- What you are asked to do
Among the lines of the records, find all that carry the word "events" and copy them.

_ _ _ _ _

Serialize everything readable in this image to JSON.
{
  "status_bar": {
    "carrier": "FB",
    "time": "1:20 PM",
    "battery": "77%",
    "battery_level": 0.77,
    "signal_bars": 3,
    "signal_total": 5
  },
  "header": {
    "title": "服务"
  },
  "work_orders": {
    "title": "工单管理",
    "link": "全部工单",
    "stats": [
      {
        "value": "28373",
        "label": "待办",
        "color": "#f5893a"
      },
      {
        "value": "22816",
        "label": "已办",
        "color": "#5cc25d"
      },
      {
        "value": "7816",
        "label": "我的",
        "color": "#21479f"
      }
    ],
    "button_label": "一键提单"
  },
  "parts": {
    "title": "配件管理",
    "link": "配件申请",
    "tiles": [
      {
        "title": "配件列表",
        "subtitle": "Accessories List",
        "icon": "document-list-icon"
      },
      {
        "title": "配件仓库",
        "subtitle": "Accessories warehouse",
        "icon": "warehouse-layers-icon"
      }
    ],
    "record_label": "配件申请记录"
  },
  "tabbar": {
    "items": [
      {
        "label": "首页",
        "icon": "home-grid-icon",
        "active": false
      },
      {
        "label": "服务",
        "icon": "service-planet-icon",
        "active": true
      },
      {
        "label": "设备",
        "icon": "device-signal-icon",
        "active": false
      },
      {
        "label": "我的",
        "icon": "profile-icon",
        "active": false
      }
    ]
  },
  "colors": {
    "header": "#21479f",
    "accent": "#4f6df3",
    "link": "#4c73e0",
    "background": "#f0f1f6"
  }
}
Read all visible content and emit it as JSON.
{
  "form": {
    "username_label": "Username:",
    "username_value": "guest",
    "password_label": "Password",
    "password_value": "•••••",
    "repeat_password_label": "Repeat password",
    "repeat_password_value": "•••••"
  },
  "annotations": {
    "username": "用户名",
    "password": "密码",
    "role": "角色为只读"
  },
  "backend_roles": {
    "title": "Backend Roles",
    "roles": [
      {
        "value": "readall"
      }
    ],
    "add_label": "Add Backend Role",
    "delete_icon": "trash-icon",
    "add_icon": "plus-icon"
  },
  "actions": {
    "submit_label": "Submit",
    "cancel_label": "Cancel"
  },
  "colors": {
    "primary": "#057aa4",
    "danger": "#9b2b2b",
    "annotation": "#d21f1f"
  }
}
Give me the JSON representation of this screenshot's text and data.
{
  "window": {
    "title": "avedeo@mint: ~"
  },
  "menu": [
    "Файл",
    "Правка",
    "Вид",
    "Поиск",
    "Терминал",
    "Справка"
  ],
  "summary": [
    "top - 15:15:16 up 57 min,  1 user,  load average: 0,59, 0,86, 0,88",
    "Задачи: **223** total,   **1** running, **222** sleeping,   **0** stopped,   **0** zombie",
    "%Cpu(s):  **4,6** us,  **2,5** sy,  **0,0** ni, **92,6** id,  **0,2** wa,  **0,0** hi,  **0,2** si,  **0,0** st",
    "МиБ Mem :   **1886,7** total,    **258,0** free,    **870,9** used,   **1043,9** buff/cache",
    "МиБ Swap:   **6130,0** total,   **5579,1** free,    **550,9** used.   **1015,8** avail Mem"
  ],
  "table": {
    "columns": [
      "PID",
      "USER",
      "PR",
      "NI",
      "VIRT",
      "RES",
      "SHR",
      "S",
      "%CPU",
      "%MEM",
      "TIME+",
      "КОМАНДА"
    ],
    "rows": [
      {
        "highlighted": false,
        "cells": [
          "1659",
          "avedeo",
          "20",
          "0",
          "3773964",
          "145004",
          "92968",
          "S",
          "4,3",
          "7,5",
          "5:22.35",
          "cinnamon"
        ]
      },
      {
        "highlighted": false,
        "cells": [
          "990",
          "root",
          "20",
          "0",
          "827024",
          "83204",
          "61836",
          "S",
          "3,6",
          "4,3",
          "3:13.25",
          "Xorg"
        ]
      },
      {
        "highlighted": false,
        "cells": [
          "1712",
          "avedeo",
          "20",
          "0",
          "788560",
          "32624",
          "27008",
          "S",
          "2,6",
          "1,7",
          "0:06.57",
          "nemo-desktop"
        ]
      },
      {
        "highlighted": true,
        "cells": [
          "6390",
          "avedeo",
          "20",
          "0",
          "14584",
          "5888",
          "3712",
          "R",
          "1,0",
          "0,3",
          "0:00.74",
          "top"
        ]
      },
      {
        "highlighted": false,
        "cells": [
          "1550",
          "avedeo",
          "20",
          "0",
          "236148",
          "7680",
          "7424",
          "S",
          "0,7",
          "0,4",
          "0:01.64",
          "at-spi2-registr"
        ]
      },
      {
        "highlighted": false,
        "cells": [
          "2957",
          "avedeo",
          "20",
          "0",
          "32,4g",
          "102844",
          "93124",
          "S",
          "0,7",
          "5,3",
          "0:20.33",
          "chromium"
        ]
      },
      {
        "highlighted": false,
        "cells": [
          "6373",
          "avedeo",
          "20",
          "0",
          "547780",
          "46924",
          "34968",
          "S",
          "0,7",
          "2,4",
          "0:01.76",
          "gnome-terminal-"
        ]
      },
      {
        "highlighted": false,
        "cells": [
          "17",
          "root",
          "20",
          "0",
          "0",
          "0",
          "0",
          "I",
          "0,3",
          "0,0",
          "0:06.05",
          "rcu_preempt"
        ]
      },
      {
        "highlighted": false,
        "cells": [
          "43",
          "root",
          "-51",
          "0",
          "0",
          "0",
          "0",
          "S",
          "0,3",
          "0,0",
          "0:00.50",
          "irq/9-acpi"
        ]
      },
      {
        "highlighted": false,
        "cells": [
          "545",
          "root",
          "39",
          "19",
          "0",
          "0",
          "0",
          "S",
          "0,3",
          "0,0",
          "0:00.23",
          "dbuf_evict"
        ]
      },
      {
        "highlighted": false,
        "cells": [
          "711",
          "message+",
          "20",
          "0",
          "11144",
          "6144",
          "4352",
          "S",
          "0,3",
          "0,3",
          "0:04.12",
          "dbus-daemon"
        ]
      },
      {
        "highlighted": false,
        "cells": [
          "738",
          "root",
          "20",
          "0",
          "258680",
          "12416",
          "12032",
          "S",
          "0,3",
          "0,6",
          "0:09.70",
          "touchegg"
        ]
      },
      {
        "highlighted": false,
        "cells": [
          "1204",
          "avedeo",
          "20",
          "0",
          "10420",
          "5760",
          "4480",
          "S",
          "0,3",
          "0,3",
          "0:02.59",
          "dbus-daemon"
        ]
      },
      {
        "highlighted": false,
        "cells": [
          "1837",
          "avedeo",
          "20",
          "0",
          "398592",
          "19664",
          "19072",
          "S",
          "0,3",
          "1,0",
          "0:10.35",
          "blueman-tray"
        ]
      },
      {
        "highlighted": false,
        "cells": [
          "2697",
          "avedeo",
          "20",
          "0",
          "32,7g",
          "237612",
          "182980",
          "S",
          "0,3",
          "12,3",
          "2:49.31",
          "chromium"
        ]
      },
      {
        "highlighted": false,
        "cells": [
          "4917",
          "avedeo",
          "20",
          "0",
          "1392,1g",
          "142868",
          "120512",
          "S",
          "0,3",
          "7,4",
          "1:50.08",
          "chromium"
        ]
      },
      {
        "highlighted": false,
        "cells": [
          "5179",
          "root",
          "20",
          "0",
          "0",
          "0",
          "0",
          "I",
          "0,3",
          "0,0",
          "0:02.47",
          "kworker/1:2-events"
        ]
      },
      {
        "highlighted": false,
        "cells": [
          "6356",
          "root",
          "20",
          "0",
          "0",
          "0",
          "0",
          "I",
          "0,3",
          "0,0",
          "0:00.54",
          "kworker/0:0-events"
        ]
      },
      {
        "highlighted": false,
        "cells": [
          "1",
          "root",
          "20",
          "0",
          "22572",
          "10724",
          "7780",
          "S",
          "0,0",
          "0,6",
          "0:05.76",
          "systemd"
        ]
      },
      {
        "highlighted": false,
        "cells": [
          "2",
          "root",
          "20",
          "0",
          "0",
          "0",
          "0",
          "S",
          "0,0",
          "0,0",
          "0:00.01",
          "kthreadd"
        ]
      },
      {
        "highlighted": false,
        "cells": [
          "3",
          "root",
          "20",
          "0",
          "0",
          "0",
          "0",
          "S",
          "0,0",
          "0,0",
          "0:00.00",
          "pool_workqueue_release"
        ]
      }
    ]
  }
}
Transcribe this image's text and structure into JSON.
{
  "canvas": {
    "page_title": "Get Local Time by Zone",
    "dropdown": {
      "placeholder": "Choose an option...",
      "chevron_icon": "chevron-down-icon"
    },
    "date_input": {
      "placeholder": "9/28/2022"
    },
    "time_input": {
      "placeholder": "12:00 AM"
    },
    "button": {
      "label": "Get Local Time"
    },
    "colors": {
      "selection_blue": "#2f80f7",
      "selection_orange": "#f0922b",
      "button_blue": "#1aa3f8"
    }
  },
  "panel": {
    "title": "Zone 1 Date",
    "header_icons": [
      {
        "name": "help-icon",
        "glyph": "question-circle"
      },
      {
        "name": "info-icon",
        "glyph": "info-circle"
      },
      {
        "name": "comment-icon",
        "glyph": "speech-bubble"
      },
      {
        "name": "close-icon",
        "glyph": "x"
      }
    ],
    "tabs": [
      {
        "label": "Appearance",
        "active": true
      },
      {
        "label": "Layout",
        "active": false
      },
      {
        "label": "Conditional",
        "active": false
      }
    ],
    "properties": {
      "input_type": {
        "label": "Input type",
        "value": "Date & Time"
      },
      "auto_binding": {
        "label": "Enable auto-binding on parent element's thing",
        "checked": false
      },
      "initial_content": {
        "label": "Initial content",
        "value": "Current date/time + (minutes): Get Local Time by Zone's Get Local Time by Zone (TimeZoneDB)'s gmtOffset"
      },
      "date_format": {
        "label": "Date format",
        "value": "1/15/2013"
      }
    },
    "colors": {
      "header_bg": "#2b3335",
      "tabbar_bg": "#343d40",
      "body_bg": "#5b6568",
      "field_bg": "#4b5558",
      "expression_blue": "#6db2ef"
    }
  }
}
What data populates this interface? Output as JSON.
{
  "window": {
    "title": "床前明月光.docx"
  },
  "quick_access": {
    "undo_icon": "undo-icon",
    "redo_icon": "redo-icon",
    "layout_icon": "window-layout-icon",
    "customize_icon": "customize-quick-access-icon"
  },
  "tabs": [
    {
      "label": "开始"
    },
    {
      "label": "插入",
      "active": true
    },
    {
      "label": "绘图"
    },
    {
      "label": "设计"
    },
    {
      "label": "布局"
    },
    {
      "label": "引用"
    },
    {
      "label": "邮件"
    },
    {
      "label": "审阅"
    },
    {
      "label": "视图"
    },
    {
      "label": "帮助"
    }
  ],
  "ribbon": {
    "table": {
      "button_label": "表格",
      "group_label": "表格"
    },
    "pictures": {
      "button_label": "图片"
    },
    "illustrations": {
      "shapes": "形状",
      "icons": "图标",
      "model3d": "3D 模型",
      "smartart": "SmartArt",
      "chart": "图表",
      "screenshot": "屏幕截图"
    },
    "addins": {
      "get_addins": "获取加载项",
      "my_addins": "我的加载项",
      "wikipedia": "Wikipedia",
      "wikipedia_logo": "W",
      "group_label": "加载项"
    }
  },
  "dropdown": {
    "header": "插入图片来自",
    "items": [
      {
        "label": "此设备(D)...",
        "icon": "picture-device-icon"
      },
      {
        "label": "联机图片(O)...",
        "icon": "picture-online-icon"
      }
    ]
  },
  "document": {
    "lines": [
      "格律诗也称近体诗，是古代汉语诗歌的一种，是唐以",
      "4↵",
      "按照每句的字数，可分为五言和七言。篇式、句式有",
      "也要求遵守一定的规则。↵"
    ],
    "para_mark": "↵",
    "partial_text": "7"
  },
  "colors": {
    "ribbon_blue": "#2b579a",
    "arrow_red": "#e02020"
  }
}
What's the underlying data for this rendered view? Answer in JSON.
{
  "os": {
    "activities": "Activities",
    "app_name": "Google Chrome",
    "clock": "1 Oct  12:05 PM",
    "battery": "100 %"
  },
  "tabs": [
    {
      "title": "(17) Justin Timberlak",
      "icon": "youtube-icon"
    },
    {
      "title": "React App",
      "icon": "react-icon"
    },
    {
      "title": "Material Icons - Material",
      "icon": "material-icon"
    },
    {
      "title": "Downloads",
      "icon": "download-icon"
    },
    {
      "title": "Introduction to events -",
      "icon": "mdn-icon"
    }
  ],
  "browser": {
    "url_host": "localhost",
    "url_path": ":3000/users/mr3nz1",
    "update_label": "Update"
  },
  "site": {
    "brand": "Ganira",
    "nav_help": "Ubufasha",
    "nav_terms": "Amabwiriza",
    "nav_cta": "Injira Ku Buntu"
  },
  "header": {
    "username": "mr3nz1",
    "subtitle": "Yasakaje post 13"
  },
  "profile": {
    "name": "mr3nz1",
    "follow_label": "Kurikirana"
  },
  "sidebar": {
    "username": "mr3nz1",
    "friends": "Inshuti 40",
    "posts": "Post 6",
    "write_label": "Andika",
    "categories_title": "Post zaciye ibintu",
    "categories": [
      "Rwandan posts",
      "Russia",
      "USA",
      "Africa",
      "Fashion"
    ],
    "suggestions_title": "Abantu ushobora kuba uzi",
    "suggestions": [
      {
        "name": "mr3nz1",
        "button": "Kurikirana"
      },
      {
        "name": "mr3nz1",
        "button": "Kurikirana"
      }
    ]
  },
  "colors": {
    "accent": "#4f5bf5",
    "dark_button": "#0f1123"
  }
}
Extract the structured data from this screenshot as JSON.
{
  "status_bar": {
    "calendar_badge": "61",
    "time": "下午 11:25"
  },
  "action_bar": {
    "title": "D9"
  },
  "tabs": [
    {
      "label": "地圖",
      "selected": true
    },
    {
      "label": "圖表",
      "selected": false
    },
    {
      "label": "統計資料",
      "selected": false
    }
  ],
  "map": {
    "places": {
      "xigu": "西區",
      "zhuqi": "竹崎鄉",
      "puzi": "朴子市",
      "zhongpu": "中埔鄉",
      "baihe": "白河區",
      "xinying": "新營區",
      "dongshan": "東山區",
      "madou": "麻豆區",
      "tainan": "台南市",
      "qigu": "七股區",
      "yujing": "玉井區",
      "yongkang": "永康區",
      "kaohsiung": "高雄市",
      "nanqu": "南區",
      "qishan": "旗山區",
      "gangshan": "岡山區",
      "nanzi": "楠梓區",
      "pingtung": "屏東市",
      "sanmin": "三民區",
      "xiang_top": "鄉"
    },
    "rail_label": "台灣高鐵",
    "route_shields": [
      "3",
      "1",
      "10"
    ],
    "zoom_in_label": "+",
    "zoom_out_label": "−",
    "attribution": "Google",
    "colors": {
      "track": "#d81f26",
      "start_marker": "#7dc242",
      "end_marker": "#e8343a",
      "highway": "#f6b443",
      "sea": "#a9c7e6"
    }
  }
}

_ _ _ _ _

- Solution
          "kworker/1:2-events"
          "kworker/0:0-events"
      "title": "Introduction to events -",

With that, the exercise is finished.